INDUSTRIAL RELATIONS ACTS, 1946 TO 2001
SECTION 26(1), INDUSTRIAL RELATIONS ACT, 1990
JOHNSON FILTRATION SYSTEMS LIMITED
T/A JOHNSON SCREENS
(REPRESENTED BY IRISH BUSINESS AND EMPLOYERS' CONFEDERATION)
- AND -
AMALGAMATED ENGINEERING AND ELECTRICAL UNION
Chairman: Mr Duffy
Employer Member: Mr Pierce
Worker Member: Ms Ni Mhurchu
1. Payment for new technology.
2. The Company, which is part of the global Weatherford Group, manufactures metal well screens for the oil and gas industries. It currently employs 49 staff. This dispute concerns six welders engaged in a new welding process.
The Union is seeking an increase of €2 in the basic hourly rate for the introduction of new technology.

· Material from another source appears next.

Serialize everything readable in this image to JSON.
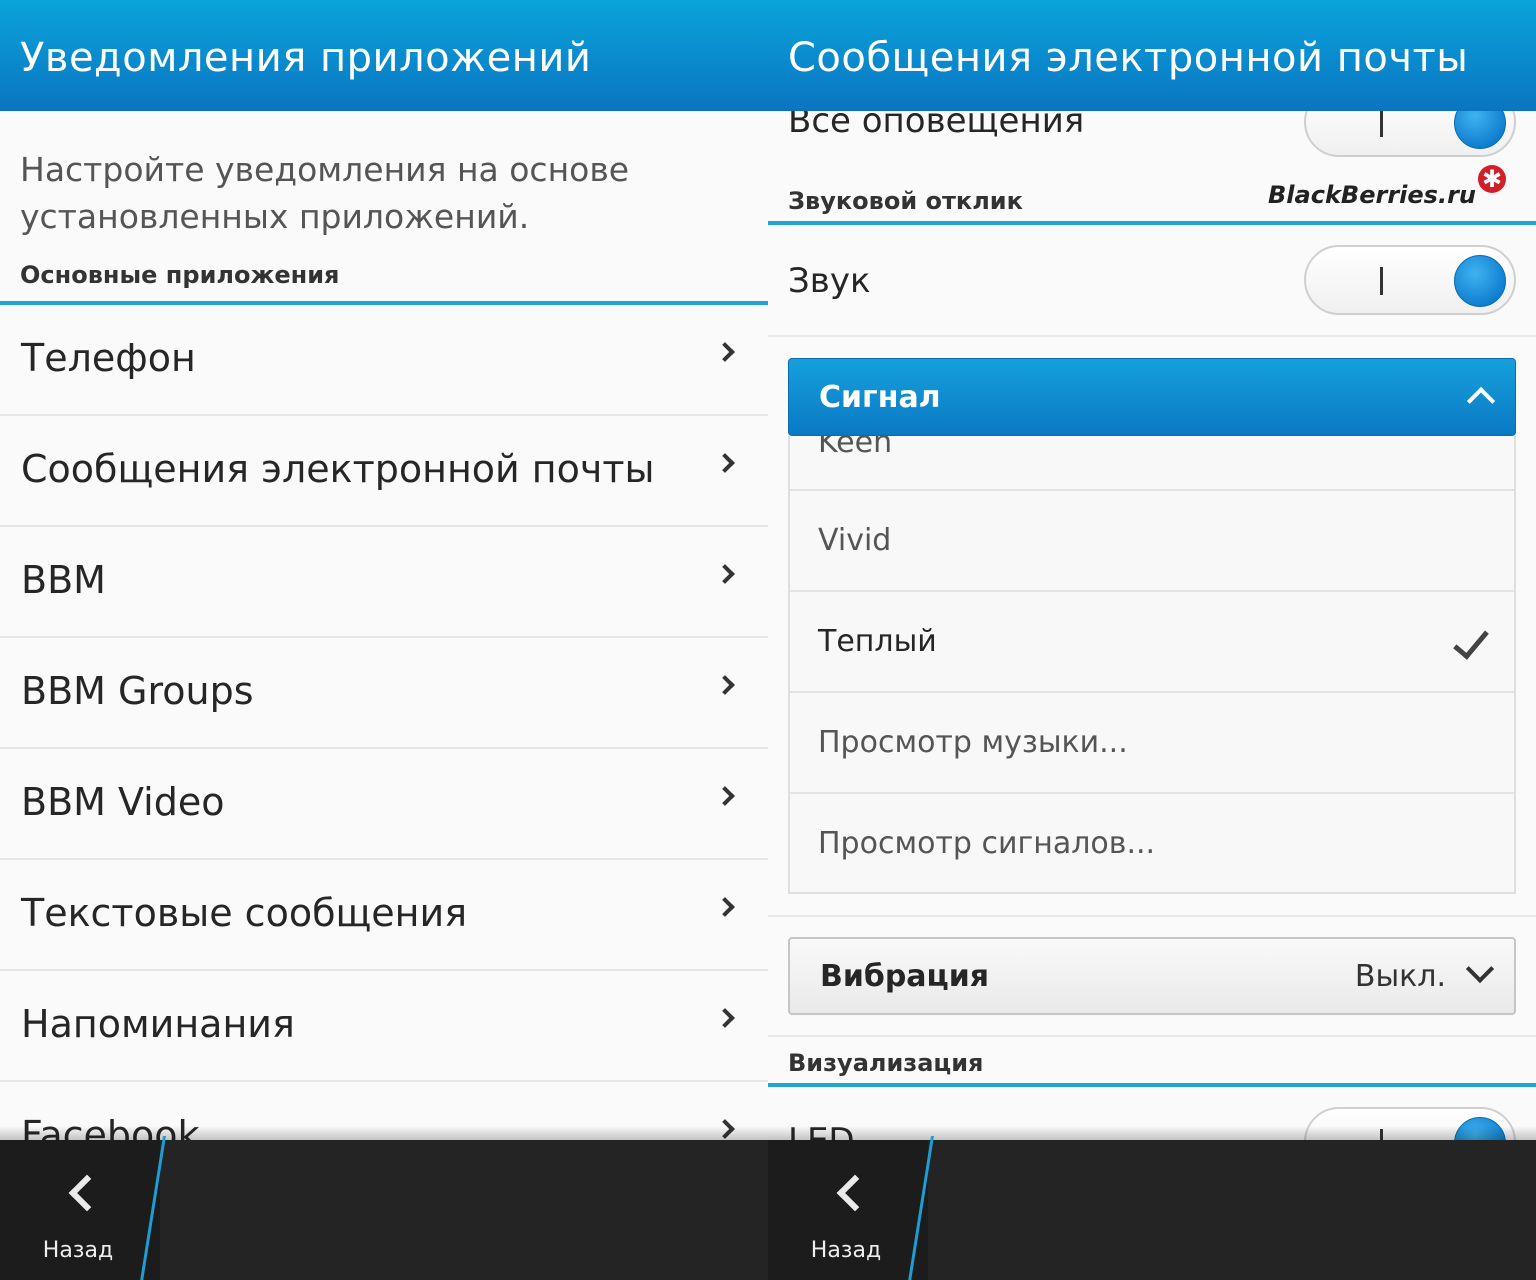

The Union claims that a particular part of the welding process is dangerous and warrants an additional payment.
The Company maintains that this claim is in breach of the Programme for Prosperity and Fairness (PPF) and that it is also in breach of a local 2000 Agreement which resulted in the claimants receiving an increase of 10.2% in November, 2000.
- The dispute was the subject of a conciliation conference under the auspices of the Labour Relations Commission. As agreement was not reached, the dispute was referred to the Labour Court on the 13th of November, 2003 in accordance with Section 26(1) of the Industrial Relations Act, 1990. A Labour Court hearing took place on the 13th of February, 2003, the earliest date suitable to the parties.
3. 1. A particular part of the welding process is difficult, unpleasant and warrants an additional payment. They are required to wear cumbersome safety equipment in an environment where fumes are a health hazard.
2. The position is highly skilled and the work is of a critical nature.
3. The new technology represents a substantial change in work practices outside the terms of the local 2000 Agreement.
4. The offer of an assessment of the work practices by an independent engineer was rejected by the Company.
4. 1. A pay increase of 10.2% for any changes in work practices associated with the change in the product line was agreed in November 2000. The cost of this increase is €70,000 annually.2. The present claim, if conceded, would cost the Company an additional €31,000 annually.3. The Union's claim is cost increasing and is in breach of the Programme for Prosperity and Fairness (PPF). The Company have fully complied with all PPF increases to date.4. The Company rejects the argument that the "Pre & Post Heat Treatment" is an unclean process and represents a potential health risk.
The Court has given careful consideration to the submissions of the parties. It is clear that the increase of 10.2% paid in November, 2000 was, in part at least, in anticipation of the process giving rise to the present claim. In the circumstances the Court is of the view that the work in question is covered by the agreement concluded in 2000. Accordingly, the Court does not recommend concession of the claim.
Signed on behalf of the Labour Court
7th of March, 2003______________________
Enquiries concerning this Recommendation should be addressed to Carmel McManus, Court Secretary.